the 1970s, President Nixon began his “war on drugs.” This has cost hundreds of billions of taxpayer dollars to combat the prolific drug use of the flower power era. Today we may be seeing the end of that war, not as a success, but rather an admittance of defeat.
The billions of taxpayer dollars and the thousands of man-hours used to arrest the partakers of a relatively harmless drug are a waste. The government is wasting money, time, and the potential futures of the youth that they are prosecuting. I’ll admit, I don’t understand the complexities of the federal government, but this rustles my jimmies.
Most current research on this topic has failed to demonstrate the suposed dangers. Yes, for those with preexisting conditions, marijuana can trigger symptoms of mental illness, but these are the issues that need to be publicized and discussed. Marijuana that is ingested through rolling papers is not healthy due to smoke inhalation, but the myth that just four joints is comparable to a pack of cigarettes has little validity.
There are proponents of marijuana legalization who claim that weed is a miracle drug that has no negative side effects, promising only rainbows and unicorns. This is not true. As with any therapeutic drug, there are aspects that users need to be aware of, but those realizations can only come about when there’s an actual dialogue.
This dialogue is becoming more ubiquitous. Petitions that question the status of marijuana as a Schedule I drug are constantly sent to the government. Independent labs are researching the potential of cannabis as a therapeutic drug to treat issues ranging from basic pain relief to more serious disorders such as glaucoma. In some cases, its side effects are beneficial; the drug has been used by patients who undergo chemotherapy to increase their food consumption. Who knew that the munchies could be used for medicinal purposes?
The movement to legalize isn’t new. People have been working towards this for a long time, despite the social status that is attached to the issue. Years of rallies and public awareness movements have made strides to change public perception of marijuana.
Why does this matter? I understand there are some major issues in this country, matters that need to be dealt with immediately. These issues need funding, so stop wasting money trying to limit the use of marijuana, an effort that has only produced negative results, and spend money on public education reform or reducing our debt. There are so many other things we can focus on and trying to stop people from smoking weed should not be at the top of the list.
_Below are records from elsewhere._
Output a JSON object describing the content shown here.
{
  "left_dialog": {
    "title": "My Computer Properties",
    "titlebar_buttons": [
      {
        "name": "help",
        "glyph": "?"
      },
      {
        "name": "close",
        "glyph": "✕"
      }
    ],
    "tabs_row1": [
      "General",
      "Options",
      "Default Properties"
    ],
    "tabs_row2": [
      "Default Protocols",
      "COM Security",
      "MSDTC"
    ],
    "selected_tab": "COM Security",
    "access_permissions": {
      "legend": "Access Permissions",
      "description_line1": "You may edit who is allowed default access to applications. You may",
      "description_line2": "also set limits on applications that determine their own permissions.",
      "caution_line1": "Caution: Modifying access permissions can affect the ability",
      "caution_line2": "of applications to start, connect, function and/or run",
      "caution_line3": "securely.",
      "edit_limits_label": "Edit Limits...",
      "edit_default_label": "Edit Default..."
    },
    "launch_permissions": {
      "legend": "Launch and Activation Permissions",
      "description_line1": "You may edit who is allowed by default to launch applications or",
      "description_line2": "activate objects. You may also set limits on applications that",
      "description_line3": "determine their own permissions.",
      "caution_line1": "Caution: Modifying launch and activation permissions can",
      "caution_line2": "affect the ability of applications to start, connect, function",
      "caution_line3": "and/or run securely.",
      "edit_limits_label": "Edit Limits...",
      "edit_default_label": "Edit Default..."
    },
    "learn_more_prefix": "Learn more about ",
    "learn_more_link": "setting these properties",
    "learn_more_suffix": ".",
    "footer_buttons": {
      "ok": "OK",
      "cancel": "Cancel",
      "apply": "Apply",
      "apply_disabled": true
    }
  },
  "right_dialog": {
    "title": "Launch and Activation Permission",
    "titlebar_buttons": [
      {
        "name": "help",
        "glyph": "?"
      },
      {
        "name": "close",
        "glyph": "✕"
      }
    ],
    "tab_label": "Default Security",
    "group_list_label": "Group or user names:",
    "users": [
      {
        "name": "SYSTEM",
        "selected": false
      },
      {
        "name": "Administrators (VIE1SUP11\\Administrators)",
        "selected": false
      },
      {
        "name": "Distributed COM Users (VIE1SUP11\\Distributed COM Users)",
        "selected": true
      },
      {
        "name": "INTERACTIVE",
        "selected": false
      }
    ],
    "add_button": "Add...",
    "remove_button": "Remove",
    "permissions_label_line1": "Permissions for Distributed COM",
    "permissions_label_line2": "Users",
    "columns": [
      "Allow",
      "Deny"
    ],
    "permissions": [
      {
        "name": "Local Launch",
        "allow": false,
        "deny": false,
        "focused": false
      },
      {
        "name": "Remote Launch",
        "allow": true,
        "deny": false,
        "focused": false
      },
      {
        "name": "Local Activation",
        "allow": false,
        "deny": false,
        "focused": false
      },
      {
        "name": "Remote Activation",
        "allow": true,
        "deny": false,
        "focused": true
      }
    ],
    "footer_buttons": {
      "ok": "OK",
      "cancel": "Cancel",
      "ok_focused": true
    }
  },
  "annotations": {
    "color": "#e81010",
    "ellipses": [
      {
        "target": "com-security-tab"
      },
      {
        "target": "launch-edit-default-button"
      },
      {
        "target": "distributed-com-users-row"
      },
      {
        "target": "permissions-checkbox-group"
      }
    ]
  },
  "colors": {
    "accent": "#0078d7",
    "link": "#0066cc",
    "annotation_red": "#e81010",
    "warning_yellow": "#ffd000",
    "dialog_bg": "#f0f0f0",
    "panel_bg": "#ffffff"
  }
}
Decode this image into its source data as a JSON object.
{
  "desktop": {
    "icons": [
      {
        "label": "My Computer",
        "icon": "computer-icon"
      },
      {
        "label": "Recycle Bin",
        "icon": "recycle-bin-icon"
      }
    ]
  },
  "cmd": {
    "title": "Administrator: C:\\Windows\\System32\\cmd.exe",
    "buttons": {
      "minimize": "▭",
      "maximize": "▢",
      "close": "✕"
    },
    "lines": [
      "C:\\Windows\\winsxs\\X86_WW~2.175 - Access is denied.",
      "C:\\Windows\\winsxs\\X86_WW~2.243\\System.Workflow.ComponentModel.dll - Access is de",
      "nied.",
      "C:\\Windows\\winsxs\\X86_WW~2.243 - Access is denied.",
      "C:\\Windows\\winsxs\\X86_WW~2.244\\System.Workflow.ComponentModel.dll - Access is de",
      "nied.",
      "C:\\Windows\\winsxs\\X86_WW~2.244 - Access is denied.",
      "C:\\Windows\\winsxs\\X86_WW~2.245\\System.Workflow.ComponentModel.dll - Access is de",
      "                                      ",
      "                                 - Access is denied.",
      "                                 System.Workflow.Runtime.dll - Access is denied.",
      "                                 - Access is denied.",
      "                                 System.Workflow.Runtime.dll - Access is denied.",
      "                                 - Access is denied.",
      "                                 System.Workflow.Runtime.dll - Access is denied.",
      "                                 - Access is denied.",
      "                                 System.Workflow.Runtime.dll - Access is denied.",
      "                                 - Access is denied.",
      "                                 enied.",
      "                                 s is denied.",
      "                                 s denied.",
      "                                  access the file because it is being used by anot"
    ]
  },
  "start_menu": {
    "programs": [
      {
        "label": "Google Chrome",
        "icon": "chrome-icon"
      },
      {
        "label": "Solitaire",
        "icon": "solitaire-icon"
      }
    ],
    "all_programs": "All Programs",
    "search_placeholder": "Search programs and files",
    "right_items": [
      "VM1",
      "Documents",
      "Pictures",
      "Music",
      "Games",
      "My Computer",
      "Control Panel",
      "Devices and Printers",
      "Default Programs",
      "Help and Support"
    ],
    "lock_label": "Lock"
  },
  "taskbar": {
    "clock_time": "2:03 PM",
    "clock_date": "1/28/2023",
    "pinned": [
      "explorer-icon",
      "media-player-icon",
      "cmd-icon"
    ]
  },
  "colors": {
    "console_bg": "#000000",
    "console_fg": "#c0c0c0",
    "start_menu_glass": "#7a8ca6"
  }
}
People will find ways to smoke regardless of our efforts. Trying to stop them is stupid.
And that’s all I’ve got to say about that.
Smith is a member of the class of 2014.